[Data supplied]
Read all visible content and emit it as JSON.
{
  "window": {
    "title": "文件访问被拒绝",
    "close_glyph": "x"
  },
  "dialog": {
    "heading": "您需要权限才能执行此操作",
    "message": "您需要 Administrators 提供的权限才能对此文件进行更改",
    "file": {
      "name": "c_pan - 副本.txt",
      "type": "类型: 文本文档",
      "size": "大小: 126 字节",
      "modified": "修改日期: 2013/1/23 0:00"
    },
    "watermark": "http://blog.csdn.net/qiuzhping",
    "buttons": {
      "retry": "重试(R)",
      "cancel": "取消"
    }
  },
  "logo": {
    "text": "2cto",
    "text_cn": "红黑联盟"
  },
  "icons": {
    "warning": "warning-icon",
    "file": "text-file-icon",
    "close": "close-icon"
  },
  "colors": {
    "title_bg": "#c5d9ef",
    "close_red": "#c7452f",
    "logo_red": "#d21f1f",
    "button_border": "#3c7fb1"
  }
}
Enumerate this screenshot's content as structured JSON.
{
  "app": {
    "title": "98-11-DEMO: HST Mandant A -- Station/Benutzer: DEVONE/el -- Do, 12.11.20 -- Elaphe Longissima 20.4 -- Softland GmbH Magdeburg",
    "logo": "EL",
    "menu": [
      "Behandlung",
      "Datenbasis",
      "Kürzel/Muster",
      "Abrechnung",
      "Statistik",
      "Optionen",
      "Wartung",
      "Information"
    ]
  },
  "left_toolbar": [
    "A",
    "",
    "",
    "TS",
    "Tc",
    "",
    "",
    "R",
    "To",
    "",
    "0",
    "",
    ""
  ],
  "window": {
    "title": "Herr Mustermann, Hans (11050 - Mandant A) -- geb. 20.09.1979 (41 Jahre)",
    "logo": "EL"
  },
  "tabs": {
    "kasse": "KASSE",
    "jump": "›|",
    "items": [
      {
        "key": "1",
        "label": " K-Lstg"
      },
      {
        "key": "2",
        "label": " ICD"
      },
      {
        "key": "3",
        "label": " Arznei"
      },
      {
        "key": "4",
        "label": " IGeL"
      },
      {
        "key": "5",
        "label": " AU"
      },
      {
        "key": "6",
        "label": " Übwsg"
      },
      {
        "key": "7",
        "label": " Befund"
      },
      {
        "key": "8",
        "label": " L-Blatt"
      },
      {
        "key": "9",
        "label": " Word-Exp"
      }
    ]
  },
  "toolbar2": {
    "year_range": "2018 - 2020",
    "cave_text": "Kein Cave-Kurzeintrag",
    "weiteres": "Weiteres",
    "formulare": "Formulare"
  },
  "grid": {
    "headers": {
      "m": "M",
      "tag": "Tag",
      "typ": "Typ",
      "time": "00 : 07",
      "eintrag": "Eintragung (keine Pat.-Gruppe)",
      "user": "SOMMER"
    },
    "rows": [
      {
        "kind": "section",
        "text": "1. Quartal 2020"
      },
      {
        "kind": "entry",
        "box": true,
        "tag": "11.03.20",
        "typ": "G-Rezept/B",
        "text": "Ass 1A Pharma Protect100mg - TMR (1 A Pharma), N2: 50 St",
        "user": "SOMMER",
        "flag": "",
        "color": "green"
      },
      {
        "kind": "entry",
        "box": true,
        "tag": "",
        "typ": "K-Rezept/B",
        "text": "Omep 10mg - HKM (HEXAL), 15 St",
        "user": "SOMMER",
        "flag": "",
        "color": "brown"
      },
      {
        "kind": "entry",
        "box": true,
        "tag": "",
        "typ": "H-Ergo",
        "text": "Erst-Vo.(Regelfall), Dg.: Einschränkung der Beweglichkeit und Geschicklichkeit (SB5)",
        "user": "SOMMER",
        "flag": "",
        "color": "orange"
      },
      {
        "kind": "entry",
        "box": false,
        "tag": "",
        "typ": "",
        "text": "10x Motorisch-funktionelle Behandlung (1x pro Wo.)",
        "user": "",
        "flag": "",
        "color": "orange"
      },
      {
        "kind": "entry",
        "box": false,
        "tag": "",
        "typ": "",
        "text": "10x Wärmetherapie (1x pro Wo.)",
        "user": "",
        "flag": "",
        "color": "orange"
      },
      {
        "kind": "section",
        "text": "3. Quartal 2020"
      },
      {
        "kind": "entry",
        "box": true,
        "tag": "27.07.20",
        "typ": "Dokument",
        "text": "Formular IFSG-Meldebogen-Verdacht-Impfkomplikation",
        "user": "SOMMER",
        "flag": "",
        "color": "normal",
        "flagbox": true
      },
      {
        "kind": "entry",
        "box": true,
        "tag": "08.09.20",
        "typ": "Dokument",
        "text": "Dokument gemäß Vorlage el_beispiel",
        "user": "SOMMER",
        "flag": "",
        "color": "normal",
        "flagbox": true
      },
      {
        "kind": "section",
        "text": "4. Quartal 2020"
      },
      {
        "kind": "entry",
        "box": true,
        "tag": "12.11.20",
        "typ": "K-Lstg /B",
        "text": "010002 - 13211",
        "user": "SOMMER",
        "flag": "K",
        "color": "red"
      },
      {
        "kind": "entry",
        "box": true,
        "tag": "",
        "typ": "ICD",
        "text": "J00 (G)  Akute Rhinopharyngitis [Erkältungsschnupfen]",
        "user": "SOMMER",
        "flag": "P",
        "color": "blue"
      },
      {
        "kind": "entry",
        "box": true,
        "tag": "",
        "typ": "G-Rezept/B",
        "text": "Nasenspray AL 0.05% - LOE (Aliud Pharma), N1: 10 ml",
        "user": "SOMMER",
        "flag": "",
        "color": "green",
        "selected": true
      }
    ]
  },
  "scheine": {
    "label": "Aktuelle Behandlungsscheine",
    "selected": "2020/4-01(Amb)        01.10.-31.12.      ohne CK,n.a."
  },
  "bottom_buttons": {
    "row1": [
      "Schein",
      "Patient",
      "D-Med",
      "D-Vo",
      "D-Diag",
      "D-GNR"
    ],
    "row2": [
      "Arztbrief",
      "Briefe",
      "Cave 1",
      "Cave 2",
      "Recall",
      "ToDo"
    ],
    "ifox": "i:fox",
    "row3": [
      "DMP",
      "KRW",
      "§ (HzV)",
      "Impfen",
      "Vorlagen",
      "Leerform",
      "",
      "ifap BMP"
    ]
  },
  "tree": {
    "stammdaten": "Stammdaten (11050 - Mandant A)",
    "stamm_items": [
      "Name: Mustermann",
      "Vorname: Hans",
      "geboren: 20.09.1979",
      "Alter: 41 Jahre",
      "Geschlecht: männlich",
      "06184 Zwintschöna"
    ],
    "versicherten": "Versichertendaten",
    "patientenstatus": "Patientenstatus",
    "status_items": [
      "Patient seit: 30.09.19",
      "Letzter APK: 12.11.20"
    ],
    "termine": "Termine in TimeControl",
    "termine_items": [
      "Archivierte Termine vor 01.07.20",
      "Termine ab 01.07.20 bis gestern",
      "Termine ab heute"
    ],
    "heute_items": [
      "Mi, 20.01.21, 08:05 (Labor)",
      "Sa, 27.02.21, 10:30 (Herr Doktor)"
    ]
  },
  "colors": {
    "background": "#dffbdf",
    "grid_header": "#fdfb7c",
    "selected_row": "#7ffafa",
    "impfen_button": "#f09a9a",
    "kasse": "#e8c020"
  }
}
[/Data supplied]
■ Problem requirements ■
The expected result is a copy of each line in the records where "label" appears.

■ Answer box ■
        "label": " K-Lstg"
        "label": " ICD"
        "label": " Arznei"
        "label": " IGeL"
        "label": " AU"
        "label": " Übwsg"
        "label": " Befund"
        "label": " L-Blatt"
        "label": " Word-Exp"
    "label": "Aktuelle Behandlungsscheine",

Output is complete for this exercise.